*** Begin section ***

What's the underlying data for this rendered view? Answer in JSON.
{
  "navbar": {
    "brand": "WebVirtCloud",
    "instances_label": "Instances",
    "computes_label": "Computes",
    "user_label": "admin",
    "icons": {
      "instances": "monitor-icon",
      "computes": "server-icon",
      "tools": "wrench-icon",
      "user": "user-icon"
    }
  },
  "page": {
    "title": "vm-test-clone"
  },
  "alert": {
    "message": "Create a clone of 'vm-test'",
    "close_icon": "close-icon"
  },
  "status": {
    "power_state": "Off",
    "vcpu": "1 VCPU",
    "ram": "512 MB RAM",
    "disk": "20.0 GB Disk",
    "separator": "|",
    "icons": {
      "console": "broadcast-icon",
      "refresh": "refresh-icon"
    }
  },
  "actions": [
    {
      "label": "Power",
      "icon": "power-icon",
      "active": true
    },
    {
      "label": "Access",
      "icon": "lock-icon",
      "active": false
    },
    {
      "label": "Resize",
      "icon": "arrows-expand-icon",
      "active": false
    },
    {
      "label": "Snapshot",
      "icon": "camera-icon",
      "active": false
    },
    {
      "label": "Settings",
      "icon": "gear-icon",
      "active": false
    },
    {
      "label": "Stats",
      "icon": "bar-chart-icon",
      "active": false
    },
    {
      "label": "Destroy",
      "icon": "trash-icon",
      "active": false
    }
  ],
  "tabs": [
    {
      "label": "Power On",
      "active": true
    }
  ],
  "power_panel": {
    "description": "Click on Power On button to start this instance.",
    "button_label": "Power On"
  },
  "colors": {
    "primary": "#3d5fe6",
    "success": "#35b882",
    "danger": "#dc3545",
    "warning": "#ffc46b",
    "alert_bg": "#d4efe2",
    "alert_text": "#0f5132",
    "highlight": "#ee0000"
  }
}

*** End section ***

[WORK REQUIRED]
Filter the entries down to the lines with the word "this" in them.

[COMPLETED EXERCISE]
What's the underlying data for this rendered view? Answer in JSON.
    "description": "Click on Power On button to start this instance.",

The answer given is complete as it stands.